→ ASSIGNMENT: When every entry has been read, print each one back exactly.

= = = =

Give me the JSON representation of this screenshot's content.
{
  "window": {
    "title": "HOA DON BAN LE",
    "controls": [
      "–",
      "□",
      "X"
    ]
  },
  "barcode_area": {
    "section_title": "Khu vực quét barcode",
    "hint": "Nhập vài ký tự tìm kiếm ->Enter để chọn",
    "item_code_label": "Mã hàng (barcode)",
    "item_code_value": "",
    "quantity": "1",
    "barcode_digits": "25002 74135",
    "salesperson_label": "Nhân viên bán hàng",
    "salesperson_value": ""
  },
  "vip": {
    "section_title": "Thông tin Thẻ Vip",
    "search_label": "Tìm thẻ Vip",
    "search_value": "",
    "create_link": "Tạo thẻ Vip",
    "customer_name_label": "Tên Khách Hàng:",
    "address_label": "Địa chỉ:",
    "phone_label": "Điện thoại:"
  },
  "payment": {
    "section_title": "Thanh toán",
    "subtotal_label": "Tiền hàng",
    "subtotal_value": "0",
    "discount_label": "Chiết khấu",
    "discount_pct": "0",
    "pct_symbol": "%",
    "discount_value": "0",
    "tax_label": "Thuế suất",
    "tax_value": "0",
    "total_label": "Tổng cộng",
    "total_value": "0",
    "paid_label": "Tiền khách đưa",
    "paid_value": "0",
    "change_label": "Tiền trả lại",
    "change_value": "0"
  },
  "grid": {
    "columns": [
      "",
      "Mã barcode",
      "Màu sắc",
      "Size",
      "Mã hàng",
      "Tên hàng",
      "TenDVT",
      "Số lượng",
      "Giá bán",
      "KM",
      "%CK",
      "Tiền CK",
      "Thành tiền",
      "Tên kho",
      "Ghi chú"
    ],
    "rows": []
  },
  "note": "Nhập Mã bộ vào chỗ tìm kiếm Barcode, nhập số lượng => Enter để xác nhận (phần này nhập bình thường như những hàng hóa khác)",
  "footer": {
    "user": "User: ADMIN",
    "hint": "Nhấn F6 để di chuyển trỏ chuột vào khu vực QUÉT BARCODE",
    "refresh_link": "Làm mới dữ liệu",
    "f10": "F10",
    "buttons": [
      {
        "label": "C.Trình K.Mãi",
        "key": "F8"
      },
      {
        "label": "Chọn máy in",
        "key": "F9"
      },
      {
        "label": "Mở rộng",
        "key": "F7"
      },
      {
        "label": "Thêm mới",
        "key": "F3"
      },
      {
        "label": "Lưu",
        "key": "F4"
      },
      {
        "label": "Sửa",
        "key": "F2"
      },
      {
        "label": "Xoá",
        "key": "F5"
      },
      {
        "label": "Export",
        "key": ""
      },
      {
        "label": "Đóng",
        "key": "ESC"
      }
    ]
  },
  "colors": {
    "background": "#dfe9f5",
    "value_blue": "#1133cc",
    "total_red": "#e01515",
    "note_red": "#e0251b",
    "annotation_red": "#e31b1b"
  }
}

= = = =

→ ANSWER AREA:
Give me the JSON representation of this screenshot's content.
{
  "window": {
    "title": "HOA DON BAN LE",
    "controls": [
      "–",
      "□",
      "X"
    ]
  },
  "barcode_area": {
    "section_title": "Khu vực quét barcode",
    "hint": "Nhập vài ký tự tìm kiếm ->Enter để chọn",
    "item_code_label": "Mã hàng (barcode)",
    "item_code_value": "",
    "quantity": "1",
    "barcode_digits": "25002 74135",
    "salesperson_label": "Nhân viên bán hàng",
    "salesperson_value": ""
  },
  "vip": {
    "section_title": "Thông tin Thẻ Vip",
    "search_label": "Tìm thẻ Vip",
    "search_value": "",
    "create_link": "Tạo thẻ Vip",
    "customer_name_label": "Tên Khách Hàng:",
    "address_label": "Địa chỉ:",
    "phone_label": "Điện thoại:"
  },
  "payment": {
    "section_title": "Thanh toán",
    "subtotal_label": "Tiền hàng",
    "subtotal_value": "0",
    "discount_label": "Chiết khấu",
    "discount_pct": "0",
    "pct_symbol": "%",
    "discount_value": "0",
    "tax_label": "Thuế suất",
    "tax_value": "0",
    "total_label": "Tổng cộng",
    "total_value": "0",
    "paid_label": "Tiền khách đưa",
    "paid_value": "0",
    "change_label": "Tiền trả lại",
    "change_value": "0"
  },
  "grid": {
    "columns": [
      "",
      "Mã barcode",
      "Màu sắc",
      "Size",
      "Mã hàng",
      "Tên hàng",
      "TenDVT",
      "Số lượng",
      "Giá bán",
      "KM",
      "%CK",
      "Tiền CK",
      "Thành tiền",
      "Tên kho",
      "Ghi chú"
    ],
    "rows": []
  },
  "note": "Nhập Mã bộ vào chỗ tìm kiếm Barcode, nhập số lượng => Enter để xác nhận (phần này nhập bình thường như những hàng hóa khác)",
  "footer": {
    "user": "User: ADMIN",
    "hint": "Nhấn F6 để di chuyển trỏ chuột vào khu vực QUÉT BARCODE",
    "refresh_link": "Làm mới dữ liệu",
    "f10": "F10",
    "buttons": [
      {
        "label": "C.Trình K.Mãi",
        "key": "F8"
      },
      {
        "label": "Chọn máy in",
        "key": "F9"
      },
      {
        "label": "Mở rộng",
        "key": "F7"
      },
      {
        "label": "Thêm mới",
        "key": "F3"
      },
      {
        "label": "Lưu",
        "key": "F4"
      },
      {
        "label": "Sửa",
        "key": "F2"
      },
      {
        "label": "Xoá",
        "key": "F5"
      },
      {
        "label": "Export",
        "key": ""
      },
      {
        "label": "Đóng",
        "key": "ESC"
      }
    ]
  },
  "colors": {
    "background": "#dfe9f5",
    "value_blue": "#1133cc",
    "total_red": "#e01515",
    "note_red": "#e0251b",
    "annotation_red": "#e31b1b"
  }
}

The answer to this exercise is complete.